Mentions: The hypothesized model shown in Fig. 1 (model 1) was evaluated. An alternative model (model 2) that proposed a direct effect between subjective severity and PTS (Morris & Shakespeare-Finch, 2011) and between DR and PTS (Triplett et al., 2012) was also evaluated (see Fig. 2). Model 2 presented suitable fit indices, its values were slightly higher compared with those in model 1, and the two added paths were significant but low weight, also loses in parsimony (PNFI). Thus, model 1 appeared to be the most appropriate for explaining the relationships among variables. Goodness-of-fit indicators for each model is shown in Table 3.


Trauma or growth after a natural disaster? The mediating role of rumination processes.

García FE, Cova F, Rincón P, Vázquez C - Eur J Psychotraumatol (2015)

Hypothesized model 1. (See variable names in Table 2).
© Copyright Policy - open-access
Related In: Results  -  Collection

License
Show All Figures
getmorefigures.php?uid=PMC4522433&req=5

Figure 0001: Hypothesized model 1. (See variable names in Table 2).
Mentions: The hypothesized model shown in Fig. 1 (model 1) was evaluated. An alternative model (model 2) that proposed a direct effect between subjective severity and PTS (Morris & Shakespeare-Finch, 2011) and between DR and PTS (Triplett et al., 2012) was also evaluated (see Fig. 2). Model 2 presented suitable fit indices, its values were slightly higher compared with those in model 1, and the two added paths were significant but low weight, also loses in parsimony (PNFI). Thus, model 1 appeared to be the most appropriate for explaining the relationships among variables. Goodness-of-fit indicators for each model is shown in Table 3.

Bottom Line: To evaluate the cognitive model, adults (N=351) who lost their homes as a result of the earthquake and tsunami that occurred in Chile on February 27, 2010, were selected.Structural equation modeling was used to analyze the data.The implications of these results for a more comprehensive model of symptom severity that occurs after trauma are discussed.
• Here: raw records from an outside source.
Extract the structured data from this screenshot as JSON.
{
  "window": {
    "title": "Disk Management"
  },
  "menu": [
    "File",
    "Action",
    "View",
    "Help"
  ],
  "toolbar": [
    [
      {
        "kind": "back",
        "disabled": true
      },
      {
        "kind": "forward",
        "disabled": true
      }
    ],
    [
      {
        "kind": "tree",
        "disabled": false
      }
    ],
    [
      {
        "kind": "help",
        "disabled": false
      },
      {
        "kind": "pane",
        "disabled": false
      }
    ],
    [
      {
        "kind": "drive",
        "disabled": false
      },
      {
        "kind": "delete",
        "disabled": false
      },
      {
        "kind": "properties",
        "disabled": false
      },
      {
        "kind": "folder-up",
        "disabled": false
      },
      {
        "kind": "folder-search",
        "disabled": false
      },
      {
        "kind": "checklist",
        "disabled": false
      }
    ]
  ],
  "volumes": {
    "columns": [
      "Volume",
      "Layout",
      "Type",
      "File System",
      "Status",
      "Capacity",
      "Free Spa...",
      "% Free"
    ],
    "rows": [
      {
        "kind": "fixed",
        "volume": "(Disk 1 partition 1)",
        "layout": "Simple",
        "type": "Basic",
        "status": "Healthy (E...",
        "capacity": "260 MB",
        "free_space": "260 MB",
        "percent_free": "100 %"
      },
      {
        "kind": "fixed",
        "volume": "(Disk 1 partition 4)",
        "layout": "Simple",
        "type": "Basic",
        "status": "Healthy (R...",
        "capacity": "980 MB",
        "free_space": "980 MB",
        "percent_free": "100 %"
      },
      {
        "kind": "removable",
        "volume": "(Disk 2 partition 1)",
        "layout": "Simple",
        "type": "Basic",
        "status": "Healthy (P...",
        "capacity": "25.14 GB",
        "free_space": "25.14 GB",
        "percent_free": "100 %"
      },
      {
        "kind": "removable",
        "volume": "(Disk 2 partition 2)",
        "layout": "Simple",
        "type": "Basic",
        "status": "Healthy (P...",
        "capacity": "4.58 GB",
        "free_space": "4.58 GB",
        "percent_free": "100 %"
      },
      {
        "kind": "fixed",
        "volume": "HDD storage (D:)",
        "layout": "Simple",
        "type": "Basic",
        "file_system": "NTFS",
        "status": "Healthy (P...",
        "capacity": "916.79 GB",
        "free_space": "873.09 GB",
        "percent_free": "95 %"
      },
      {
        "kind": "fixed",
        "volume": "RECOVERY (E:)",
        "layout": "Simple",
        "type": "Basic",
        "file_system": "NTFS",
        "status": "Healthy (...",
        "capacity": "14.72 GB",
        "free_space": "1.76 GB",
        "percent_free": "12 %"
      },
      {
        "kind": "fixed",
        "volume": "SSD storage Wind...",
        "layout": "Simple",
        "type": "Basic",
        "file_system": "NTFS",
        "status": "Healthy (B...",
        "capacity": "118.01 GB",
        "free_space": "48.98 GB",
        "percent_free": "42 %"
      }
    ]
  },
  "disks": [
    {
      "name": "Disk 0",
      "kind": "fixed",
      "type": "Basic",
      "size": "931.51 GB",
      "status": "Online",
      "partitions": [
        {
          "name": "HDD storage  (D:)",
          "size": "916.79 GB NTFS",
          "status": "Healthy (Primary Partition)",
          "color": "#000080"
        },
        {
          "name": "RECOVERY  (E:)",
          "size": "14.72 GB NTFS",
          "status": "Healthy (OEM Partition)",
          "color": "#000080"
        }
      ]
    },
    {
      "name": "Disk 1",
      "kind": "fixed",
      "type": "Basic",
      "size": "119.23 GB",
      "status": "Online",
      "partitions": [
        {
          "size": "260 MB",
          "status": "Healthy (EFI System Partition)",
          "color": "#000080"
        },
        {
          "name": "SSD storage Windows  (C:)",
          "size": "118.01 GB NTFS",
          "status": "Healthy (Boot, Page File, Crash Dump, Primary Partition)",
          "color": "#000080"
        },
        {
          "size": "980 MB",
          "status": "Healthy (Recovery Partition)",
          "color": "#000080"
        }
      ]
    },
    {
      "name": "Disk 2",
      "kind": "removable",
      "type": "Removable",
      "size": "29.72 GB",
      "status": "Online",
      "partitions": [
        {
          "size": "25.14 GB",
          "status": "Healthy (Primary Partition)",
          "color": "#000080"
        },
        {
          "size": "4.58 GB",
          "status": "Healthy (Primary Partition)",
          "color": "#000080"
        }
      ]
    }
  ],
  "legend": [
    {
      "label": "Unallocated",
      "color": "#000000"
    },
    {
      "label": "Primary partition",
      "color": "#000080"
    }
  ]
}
View Article: PubMed Central - PubMed

Affiliation: Facultad de Ciencias Sociales, Universidad Santo Tomás, Concepción, Chile; felipegarciam@yahoo.es.

ABSTRACT
The aim of this study was to test a cognitive model of posttraumatic symptoms (PTS) and posttraumatic growth (PTG) after exposure to a natural disaster. It was hypothesized that although subjective severity of trauma would be related to the severity of PTS, this relation would be mediated by brooding and cognitive strategies related to the presence of repetitive negative content in thoughts. Furthermore, the relation between severity and PTG would be fully mediated by deliberate rumination (DR), cognitive strategies related to conscious efforts focused on handling the event. To evaluate the cognitive model, adults (N=351) who lost their homes as a result of the earthquake and tsunami that occurred in Chile on February 27, 2010, were selected. Structural equation modeling was used to analyze the data. The resulting model had adequate indices of goodness adjustment and showed that brooding completely mediated the relation between subjective severity and PTS, and DR completely mediated the relation between subjective severity, brooding, and PTG. These results highlight the role of both the content and process of rumination in mediating the association between subjective severity of trauma, PTS, and PTG. The implications of these results for a more comprehensive model of symptom severity that occurs after trauma are discussed.

No MeSH data available.


Related in: MedlinePlus